-- Exercise details --
Look over the entries that follow. Report how many lines contain "JSON", with nothing else.

-- Given data --
————————

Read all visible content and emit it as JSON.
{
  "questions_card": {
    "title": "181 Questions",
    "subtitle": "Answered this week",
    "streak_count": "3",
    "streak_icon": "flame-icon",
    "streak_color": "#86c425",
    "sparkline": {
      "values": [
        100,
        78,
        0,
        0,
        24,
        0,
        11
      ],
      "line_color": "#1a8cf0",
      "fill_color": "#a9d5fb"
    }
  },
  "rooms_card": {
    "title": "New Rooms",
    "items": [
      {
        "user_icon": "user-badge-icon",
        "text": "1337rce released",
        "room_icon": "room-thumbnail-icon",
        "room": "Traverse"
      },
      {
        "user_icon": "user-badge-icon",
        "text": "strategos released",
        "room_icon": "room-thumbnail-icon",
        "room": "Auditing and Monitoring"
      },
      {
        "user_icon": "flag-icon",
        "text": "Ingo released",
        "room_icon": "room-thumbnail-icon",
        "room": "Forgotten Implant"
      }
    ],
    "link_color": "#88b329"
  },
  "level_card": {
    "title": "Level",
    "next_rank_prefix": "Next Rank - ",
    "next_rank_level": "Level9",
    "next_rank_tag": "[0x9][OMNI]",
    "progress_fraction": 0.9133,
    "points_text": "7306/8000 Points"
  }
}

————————

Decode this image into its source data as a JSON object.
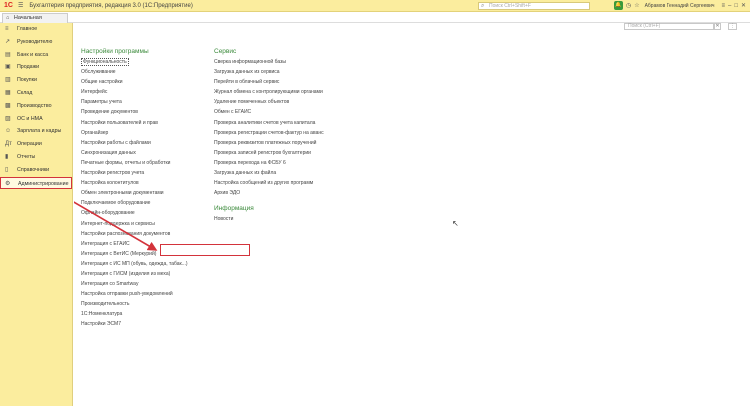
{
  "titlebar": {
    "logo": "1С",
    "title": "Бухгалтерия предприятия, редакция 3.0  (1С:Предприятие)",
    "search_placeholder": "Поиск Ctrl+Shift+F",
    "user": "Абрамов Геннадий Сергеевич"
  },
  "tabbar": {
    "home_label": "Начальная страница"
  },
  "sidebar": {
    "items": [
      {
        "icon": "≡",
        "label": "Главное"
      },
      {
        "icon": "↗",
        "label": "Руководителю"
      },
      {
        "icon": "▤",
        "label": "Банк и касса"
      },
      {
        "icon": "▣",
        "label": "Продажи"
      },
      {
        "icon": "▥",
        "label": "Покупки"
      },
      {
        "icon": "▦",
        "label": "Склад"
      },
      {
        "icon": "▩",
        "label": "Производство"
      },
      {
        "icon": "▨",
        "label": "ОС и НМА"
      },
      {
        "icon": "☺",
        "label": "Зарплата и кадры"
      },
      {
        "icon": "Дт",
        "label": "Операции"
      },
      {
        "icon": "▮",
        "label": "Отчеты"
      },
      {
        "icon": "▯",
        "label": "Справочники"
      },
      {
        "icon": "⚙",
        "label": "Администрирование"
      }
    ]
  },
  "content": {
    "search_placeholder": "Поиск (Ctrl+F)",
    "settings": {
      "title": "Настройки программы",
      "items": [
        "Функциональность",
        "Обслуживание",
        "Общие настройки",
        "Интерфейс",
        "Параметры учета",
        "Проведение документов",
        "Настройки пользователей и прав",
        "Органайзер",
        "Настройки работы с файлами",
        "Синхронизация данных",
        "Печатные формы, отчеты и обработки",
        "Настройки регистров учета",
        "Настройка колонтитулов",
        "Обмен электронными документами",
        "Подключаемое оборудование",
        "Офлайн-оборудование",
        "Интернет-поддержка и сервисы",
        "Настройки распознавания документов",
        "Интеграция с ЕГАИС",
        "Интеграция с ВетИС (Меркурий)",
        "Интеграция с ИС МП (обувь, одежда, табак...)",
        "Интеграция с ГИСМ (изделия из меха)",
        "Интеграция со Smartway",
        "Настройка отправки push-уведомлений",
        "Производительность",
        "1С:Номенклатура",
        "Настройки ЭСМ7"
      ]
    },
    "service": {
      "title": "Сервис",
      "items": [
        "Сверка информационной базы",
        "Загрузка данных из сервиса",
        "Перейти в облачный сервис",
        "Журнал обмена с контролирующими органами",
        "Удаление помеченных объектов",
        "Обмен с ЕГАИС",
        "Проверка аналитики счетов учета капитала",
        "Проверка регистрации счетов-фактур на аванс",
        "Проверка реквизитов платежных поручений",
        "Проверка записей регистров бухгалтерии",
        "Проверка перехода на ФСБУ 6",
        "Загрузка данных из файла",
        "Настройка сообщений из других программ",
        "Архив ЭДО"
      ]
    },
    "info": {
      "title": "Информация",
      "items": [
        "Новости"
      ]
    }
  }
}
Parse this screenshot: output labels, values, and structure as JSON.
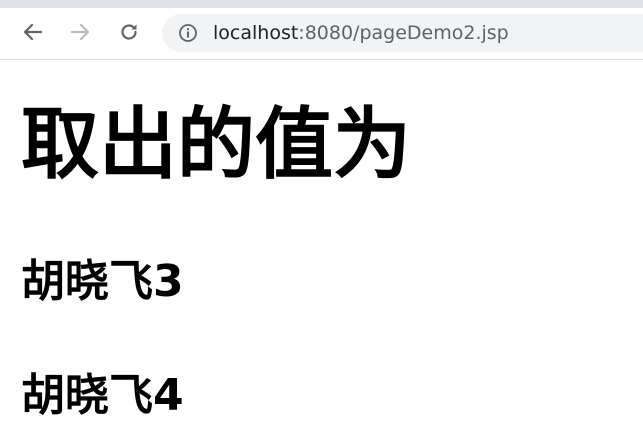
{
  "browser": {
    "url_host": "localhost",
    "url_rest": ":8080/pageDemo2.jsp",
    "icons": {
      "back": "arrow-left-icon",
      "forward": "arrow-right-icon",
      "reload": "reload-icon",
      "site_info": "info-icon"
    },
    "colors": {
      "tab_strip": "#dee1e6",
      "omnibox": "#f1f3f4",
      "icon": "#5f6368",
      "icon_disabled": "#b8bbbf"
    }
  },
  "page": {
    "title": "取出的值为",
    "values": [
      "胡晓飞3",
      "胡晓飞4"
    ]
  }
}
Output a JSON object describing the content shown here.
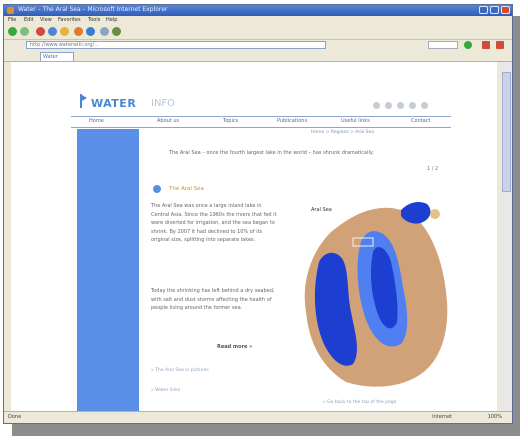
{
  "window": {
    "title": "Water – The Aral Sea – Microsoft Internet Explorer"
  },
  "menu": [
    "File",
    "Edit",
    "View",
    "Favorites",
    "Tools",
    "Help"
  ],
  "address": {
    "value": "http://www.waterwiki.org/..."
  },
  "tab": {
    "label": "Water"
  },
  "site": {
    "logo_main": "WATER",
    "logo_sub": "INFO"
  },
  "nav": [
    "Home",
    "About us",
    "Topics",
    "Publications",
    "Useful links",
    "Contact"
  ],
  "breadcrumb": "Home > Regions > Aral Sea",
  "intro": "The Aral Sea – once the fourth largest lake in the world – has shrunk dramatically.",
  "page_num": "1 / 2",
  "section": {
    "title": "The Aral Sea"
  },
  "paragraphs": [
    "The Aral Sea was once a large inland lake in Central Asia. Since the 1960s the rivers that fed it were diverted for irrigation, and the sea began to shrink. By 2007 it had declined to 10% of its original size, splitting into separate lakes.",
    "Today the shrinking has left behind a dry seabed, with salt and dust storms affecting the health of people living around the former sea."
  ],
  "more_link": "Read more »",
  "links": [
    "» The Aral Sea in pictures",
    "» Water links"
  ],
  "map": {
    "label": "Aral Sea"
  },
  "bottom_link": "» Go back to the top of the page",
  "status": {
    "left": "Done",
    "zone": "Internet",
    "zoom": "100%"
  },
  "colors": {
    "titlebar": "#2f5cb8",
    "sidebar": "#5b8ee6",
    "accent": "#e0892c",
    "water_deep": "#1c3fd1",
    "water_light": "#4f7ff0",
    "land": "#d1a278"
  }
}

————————

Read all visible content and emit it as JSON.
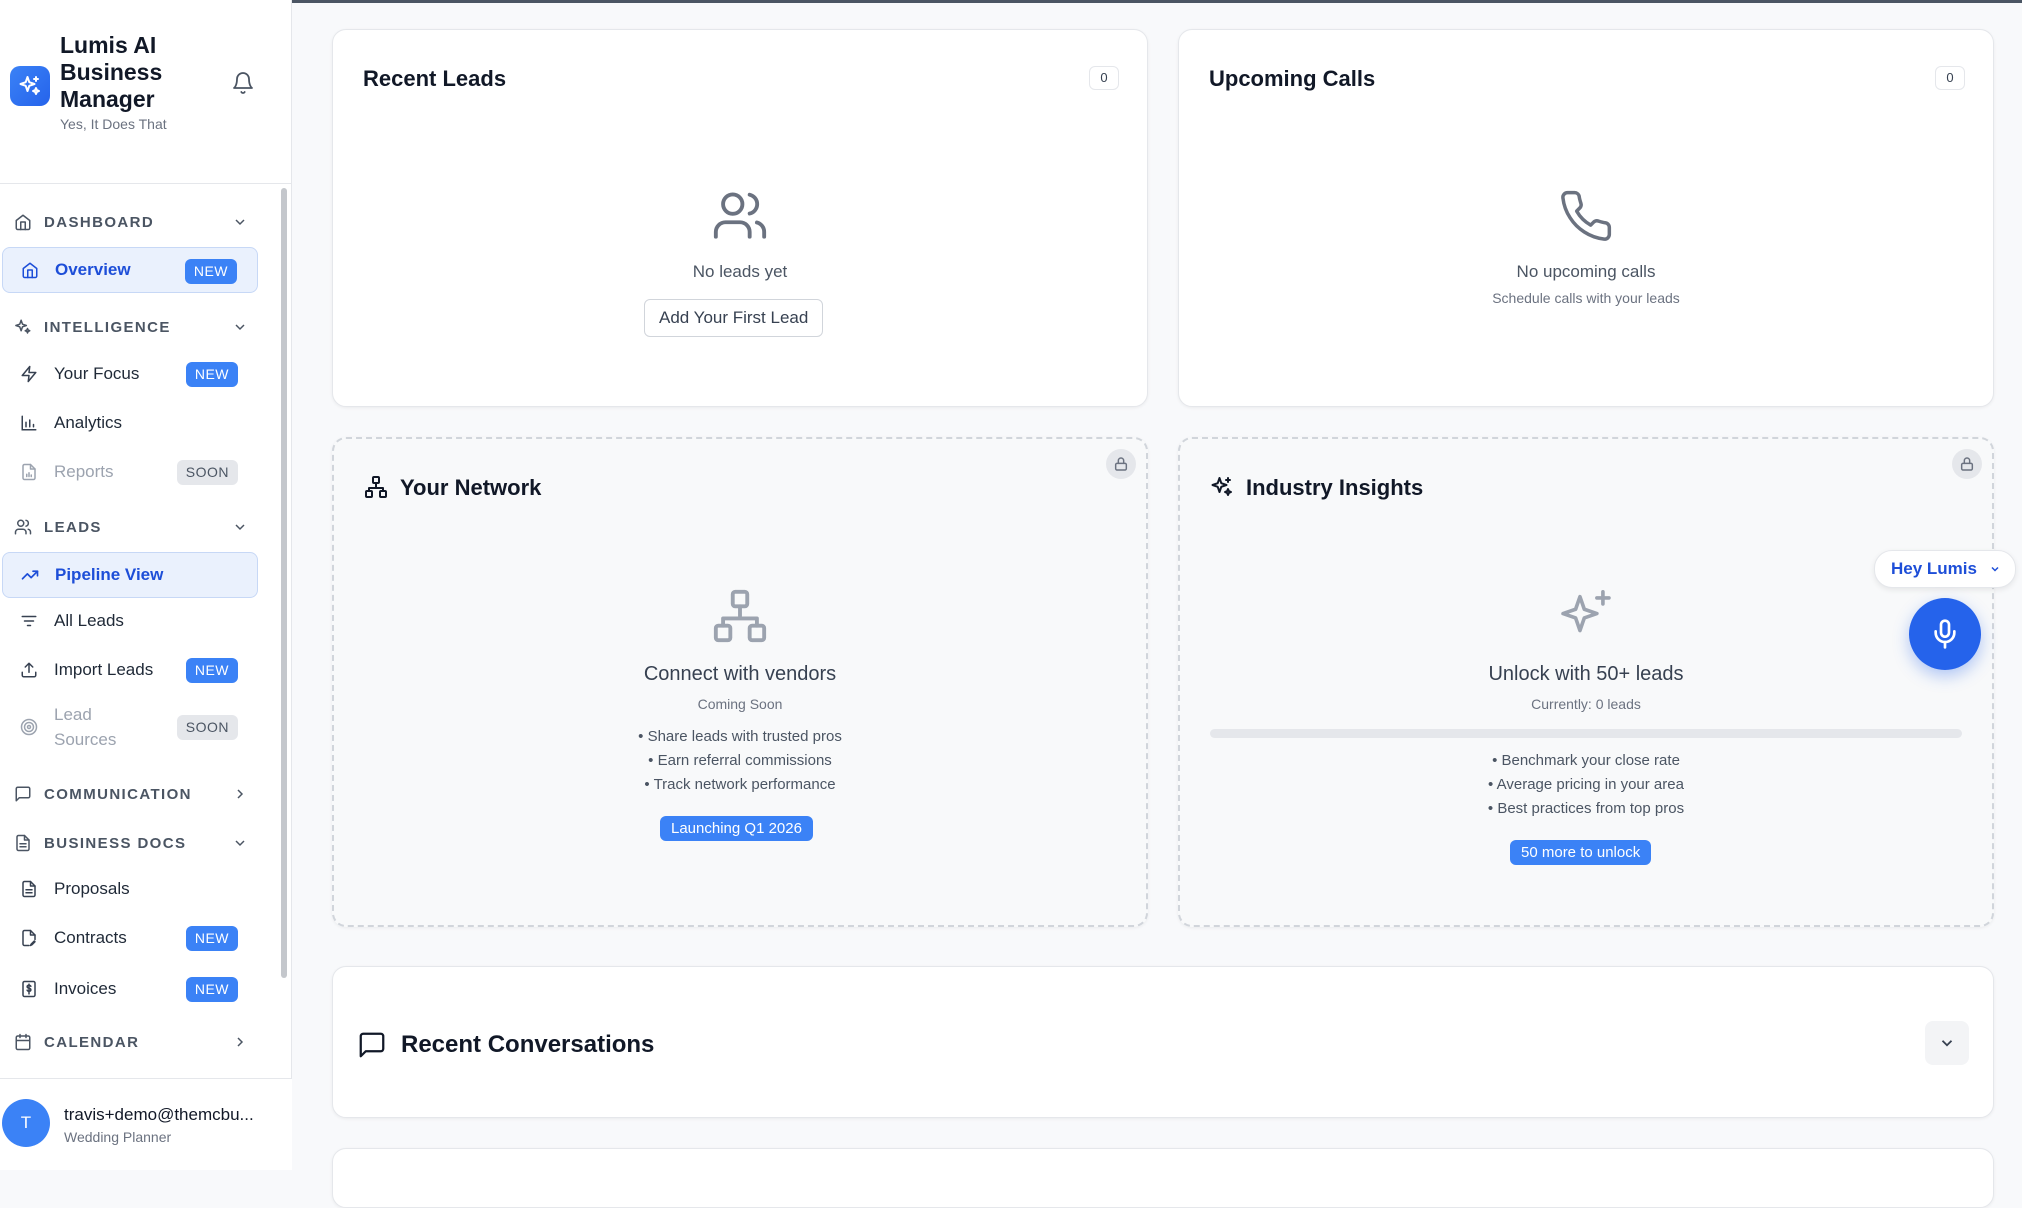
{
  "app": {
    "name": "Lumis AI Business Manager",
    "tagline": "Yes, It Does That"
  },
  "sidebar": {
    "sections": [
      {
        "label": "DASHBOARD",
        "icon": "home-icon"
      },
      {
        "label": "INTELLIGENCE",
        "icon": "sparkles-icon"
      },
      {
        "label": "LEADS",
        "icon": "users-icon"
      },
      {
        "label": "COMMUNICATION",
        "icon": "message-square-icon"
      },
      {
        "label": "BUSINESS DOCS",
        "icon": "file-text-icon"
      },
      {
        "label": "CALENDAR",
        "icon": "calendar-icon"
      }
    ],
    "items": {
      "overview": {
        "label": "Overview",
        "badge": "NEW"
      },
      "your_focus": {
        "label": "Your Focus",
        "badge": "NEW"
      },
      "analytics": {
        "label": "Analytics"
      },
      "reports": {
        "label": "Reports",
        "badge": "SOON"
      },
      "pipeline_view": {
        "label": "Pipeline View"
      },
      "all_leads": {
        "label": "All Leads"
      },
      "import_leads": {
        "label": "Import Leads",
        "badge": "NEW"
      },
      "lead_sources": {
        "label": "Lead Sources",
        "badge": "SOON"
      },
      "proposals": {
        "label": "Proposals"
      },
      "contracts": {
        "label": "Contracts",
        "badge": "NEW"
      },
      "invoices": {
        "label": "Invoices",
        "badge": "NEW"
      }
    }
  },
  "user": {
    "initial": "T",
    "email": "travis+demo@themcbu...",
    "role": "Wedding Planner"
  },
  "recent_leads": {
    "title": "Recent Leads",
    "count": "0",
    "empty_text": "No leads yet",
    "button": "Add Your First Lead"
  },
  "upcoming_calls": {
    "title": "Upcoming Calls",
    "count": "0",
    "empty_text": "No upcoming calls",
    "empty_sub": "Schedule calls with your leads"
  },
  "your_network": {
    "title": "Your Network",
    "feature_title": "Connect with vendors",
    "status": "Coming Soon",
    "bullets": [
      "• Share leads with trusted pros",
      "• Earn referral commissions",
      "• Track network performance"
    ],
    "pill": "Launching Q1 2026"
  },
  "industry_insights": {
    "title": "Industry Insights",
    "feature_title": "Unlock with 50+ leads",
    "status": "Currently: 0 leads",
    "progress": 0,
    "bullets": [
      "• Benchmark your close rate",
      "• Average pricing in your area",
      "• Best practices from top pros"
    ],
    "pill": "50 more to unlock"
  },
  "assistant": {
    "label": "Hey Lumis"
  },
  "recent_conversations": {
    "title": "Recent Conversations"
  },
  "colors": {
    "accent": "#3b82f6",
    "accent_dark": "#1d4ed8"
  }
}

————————

-- Answer to this problem --
5